IH: Why are you offering it for free?
EVR: We knew that for CAD4COVID to have the biggest impact during the pandemic and provide the most support to healthcare specialists globally, we needed to roll it out rapidly. In order to do that, we wanted to avoid as many hurdles as possible that could cause a delay in facilities being able to use the software. We believe cost is a big factor in that. That’s why we, supported by several organisations, have made it available to use free-of-charge.
IH: Can it be shared easily with healthcare facilities that want to use it?
EVR: Yes, people can fill in a form on www.delft.care/cad4covid (for CAD4COVID-XRay) and www.thirona.eu/cad4covid (for CAD4COVID-CT) and our team will reach out to them to help them set it up for their facility.
IH: Is any training required to use the CAD4COVID tools?
EVR: The tool is designed to be very intuitive, but we have developed an onboarding tool to guide new users on how to use the software effectively.
IH: Lastly, what’s in the pipeline for Thirona and how do you envisage development of the field of AI in medical imaging?

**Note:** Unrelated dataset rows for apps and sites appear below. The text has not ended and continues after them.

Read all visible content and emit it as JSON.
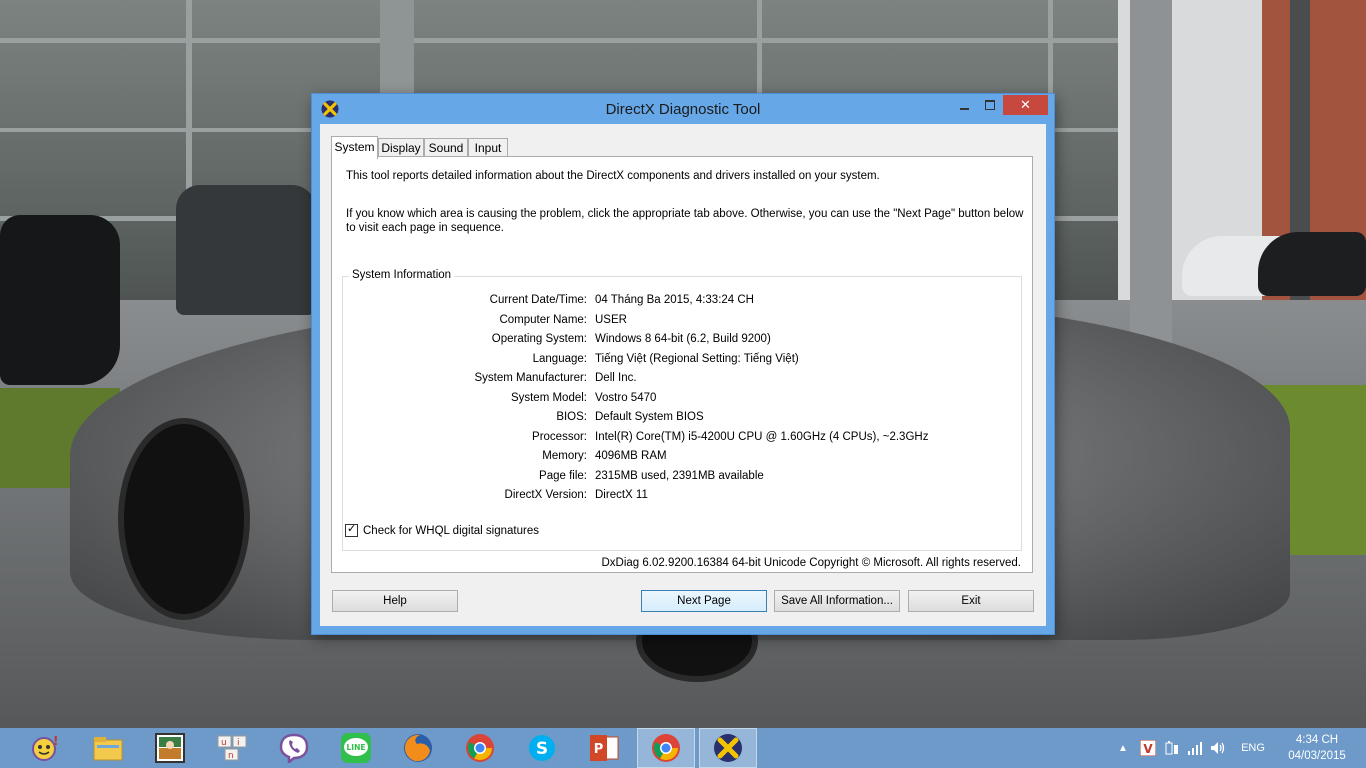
{
  "window": {
    "title": "DirectX Diagnostic Tool",
    "close_glyph": "✕"
  },
  "tabs": [
    {
      "label": "System",
      "active": true
    },
    {
      "label": "Display",
      "active": false
    },
    {
      "label": "Sound",
      "active": false
    },
    {
      "label": "Input",
      "active": false
    }
  ],
  "system_tab": {
    "intro_line1": "This tool reports detailed information about the DirectX components and drivers installed on your system.",
    "intro_line2": "If you know which area is causing the problem, click the appropriate tab above.  Otherwise, you can use the \"Next Page\" button below to visit each page in sequence.",
    "group_title": "System Information",
    "info": [
      {
        "label": "Current Date/Time:",
        "value": "04 Tháng Ba 2015, 4:33:24 CH"
      },
      {
        "label": "Computer Name:",
        "value": "USER"
      },
      {
        "label": "Operating System:",
        "value": "Windows 8 64-bit (6.2, Build 9200)"
      },
      {
        "label": "Language:",
        "value": "Tiếng Việt (Regional Setting: Tiếng Việt)"
      },
      {
        "label": "System Manufacturer:",
        "value": "Dell Inc."
      },
      {
        "label": "System Model:",
        "value": "Vostro 5470"
      },
      {
        "label": "BIOS:",
        "value": "Default System BIOS"
      },
      {
        "label": "Processor:",
        "value": "Intel(R) Core(TM) i5-4200U CPU @ 1.60GHz (4 CPUs), ~2.3GHz"
      },
      {
        "label": "Memory:",
        "value": "4096MB RAM"
      },
      {
        "label": "Page file:",
        "value": "2315MB used, 2391MB available"
      },
      {
        "label": "DirectX Version:",
        "value": "DirectX 11"
      }
    ],
    "whql_checkbox": {
      "label": "Check for WHQL digital signatures",
      "checked": true
    },
    "footer": "DxDiag 6.02.9200.16384 64-bit Unicode  Copyright © Microsoft. All rights reserved."
  },
  "buttons": {
    "help": "Help",
    "next_page": "Next Page",
    "save_all": "Save All Information...",
    "exit": "Exit"
  },
  "taskbar": {
    "apps": [
      "yahoo-messenger-icon",
      "file-explorer-icon",
      "reading-app-icon",
      "unikey-icon",
      "viber-icon",
      "line-icon",
      "firefox-icon",
      "chrome-icon",
      "skype-icon",
      "powerpoint-icon",
      "chrome-icon",
      "directx-icon"
    ],
    "line_label": "LINE",
    "tray_lang": "ENG",
    "clock_time": "4:34 CH",
    "clock_date": "04/03/2015"
  },
  "colors": {
    "window_frame": "#66a7e8",
    "close_button": "#c7483f",
    "taskbar": "#6d9ac9"
  }
}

EVR: We are quickly expanding into other areas like cystic fibrosis on chest CT analysis, silicosis on chest X-ray analysis and cataract on retinal images. I believe that AI still has to prove itself in many settings, for many different use cases, but that it will become more and more accepted over time, and we already see this happening at incredible speed. In time, AI will leverage the efforts of our healthcare specialists, helping them to diagnose and determine treatment planning quicker, more effectively and reduce their workload in the meantime.